▸ What to work on
In the data, find each line where the word "Matrículas" appears and list that line.

▸ Data for processing
= = = = =
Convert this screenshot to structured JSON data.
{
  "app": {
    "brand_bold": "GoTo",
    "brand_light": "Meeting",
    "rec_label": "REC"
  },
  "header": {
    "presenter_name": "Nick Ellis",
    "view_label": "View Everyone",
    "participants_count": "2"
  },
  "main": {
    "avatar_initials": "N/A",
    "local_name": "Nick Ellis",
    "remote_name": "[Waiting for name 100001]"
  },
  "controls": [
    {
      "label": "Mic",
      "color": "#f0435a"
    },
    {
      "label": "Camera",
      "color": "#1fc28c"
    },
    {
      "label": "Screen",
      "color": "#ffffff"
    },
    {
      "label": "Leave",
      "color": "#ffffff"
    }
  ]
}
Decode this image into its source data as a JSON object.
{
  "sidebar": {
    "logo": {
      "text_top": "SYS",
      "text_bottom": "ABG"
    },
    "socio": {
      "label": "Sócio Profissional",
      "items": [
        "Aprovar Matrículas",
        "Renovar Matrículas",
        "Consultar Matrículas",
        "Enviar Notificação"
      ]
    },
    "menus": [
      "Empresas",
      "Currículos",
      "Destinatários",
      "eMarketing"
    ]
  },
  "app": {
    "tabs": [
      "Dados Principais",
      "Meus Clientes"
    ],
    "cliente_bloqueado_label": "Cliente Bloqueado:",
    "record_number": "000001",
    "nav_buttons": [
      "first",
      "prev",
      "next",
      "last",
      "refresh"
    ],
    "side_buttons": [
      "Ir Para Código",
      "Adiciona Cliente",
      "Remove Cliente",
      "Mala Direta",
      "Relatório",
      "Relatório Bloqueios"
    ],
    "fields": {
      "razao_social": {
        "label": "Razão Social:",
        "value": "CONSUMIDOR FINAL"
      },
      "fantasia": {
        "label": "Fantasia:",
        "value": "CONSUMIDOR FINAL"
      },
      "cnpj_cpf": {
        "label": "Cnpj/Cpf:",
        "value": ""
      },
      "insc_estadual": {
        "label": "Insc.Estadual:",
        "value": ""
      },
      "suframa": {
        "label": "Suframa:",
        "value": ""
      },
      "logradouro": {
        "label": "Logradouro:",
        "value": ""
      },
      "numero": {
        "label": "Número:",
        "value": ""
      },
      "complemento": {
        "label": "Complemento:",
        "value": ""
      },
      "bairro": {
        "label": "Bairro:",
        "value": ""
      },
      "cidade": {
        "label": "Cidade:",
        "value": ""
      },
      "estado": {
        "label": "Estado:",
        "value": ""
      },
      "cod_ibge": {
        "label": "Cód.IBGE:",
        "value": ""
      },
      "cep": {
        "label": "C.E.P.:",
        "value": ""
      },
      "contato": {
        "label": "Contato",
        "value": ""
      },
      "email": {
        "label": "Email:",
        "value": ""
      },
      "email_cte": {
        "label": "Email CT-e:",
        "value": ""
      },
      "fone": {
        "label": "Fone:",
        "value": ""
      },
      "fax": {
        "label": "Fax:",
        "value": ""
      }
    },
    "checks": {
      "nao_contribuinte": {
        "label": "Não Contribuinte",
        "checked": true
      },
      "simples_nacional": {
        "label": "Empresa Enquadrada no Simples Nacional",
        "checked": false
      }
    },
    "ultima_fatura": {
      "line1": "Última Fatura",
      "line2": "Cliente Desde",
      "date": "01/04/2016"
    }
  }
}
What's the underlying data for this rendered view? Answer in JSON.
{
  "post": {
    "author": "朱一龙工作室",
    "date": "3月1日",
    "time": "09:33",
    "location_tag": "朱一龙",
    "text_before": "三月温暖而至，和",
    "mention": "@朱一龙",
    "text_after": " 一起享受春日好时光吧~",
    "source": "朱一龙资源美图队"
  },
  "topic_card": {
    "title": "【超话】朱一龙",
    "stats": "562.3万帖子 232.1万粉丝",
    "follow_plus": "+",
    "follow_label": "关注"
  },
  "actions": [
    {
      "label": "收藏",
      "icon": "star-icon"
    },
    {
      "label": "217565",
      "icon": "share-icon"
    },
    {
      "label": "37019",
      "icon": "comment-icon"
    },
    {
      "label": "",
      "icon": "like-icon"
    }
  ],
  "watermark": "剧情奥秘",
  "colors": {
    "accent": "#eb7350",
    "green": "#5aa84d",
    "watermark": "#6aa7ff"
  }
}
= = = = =
▸ Task response
        "Aprovar Matrículas",
        "Renovar Matrículas",
        "Consultar Matrículas",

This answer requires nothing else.